A year ago or so, I wrote this post about my experience with my Van Moof e-Bike. That experience was bad. In short, it took 9 months to show up after purchase, though this was during the pandemic, and so I just accepted that. But then, the battery died after the fourth or fifth short ride, and it wouldn’t accept a charge. Basically, the battery was defective.
Then began another 9 months of back-and-forth with Van Moof tech support, during which they broke every promise they ever made, demonstrating the worst customer service I have ever encountered anywhere. That’s all by-the-by now, though.
That original post was read more than 35k times, and I’m happy knowing that I probably saved some folks from spending their time and money with a company not capable of fulfilling any of its promises. I could see that Van Moof had over-expanded, likely driven by outside investors, and I could also see that they’d cut some serious manufacturing corners with unreliable parts, primarily batteries, that forced them into a death spiral of warranty costs.

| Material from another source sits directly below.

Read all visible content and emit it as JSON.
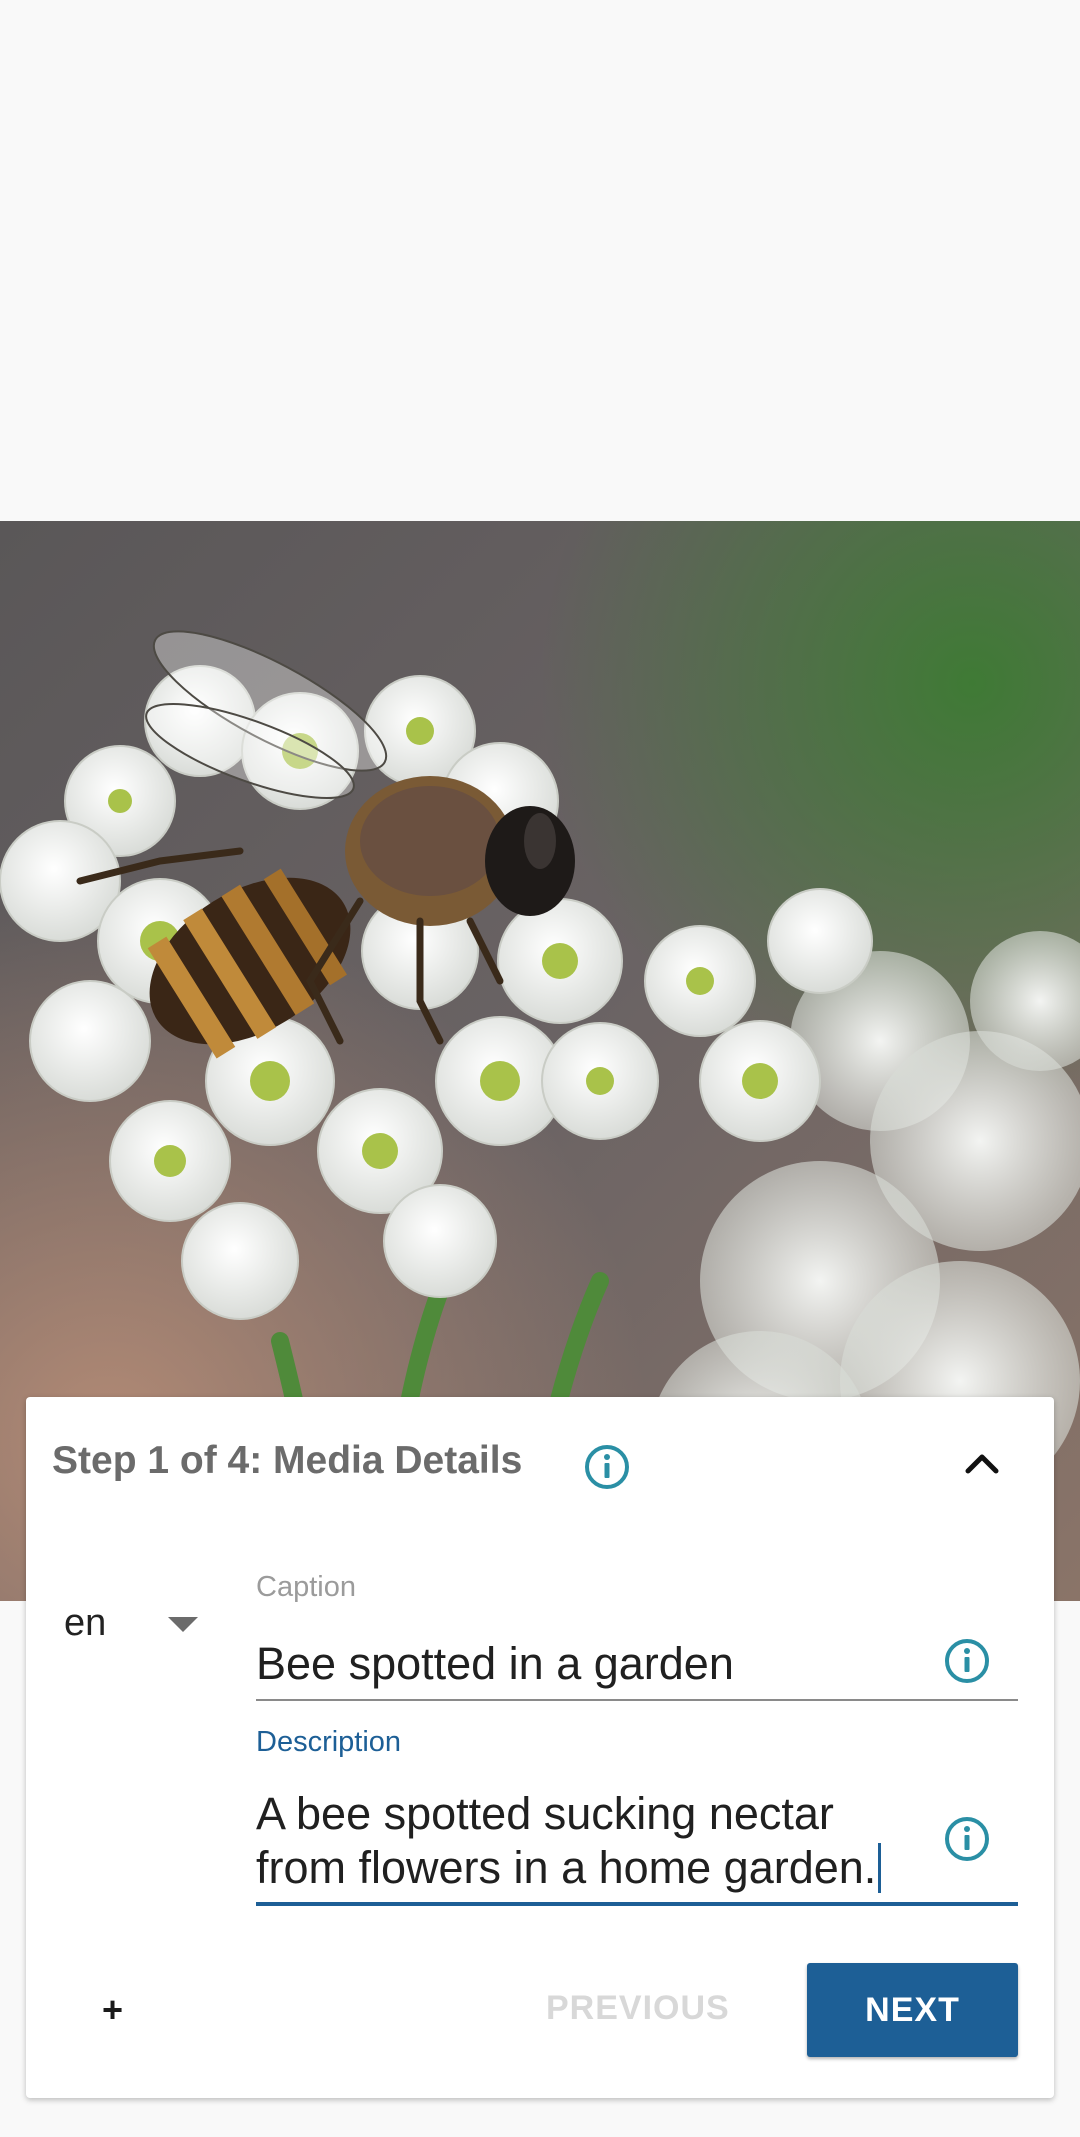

Two weeks ago they were granted credit protection by a Dutch court. Last week they were declared officially bankrupt, with a sale of assets coming next. This is a story of grand scale mismanagement, but as an experienced bike buyer I ignored a lot of red flags to arrive at my own disappointment.
For a while now, the independent bike shops we all know and love have been looking to eBikes as a growth category. But even beyond your LBS, an awful lot of folks see eBikes as, possibly, an even bigger market than pedal bikes, as evidenced by ALL the companies jumping into the game. If the moneyed interests thought the growth of eBikes was going to be organic, i.e. some percentage of annual bicycle sales, then you wouldn’t have so many players in the game, and so many from outside the bike industry.
This isn’t a bike thing; it’s a “personal mobility” thing.
Initially, the eBike sector was a real Wild West situation with new brands flooding in, and I’m not sure we’re past that yet. I am still very regularly reading about eBike launches from people I’ve never heard of before. On the one hand, that market is ripe for rapid innovation. On the other hand, there will be a lot of companies like Van Moof who are too clever for their own good, looking to take advantage of the demand for these bikes.
Having been sold a real dud, let me tell you what I would do differently next time.
First, I’d buy from a local shop. You’re going to need service and support for your personal mobility solution. Van Moof had one service center in the US, eight hours drive from my house. I should have known that before I got out my credit card. When the battery on my X3 needed replacing, I was told that only the service center could perform this task. It was a sign that this bike was NOT ready for prime time. Basic repairs should be simple. Everything else should be the province of your local shop.
Second, a lot of these bikes have proprietary features and parts. There are not a lot of good arguments for proprietary features and parts. My Van Moof has a one-piece stem/bar combo that is pointless. It’s also less adjustable and therefore less comfortable than the myriad off-the-shelf options that already exist in the regular bike parts ecosystem. Avoid bikes that have “reinvented” the bike. I’d buy a bike with as many common parts as possible if I had it to do again. When you look at your eBike, you should recognize most of the components on it.
Finally, I’d buy from a company with a track record of building, distributing and servicing bikes, maybe even a traditional bike company, whose products you know. This is not to say that new companies won’t be forming and doing good work. But which ones? And why? It’s not a question I need to the throw the dice on. The best technologies will likely come bubbling to the top. They’ll likely get there on the technical infrastructure of bikes that already exist.
I’m told the Van Moof meltdown has caused huge anger in Holland, where they had more bikes on the road and more stores. This is a company that promised an awful lot and delivered almost none of it. Investors lost a lot of money. And now there are thousands and thousands of orphaned eBikes in the world, many of them already just spare parts for the ones that are still rolling.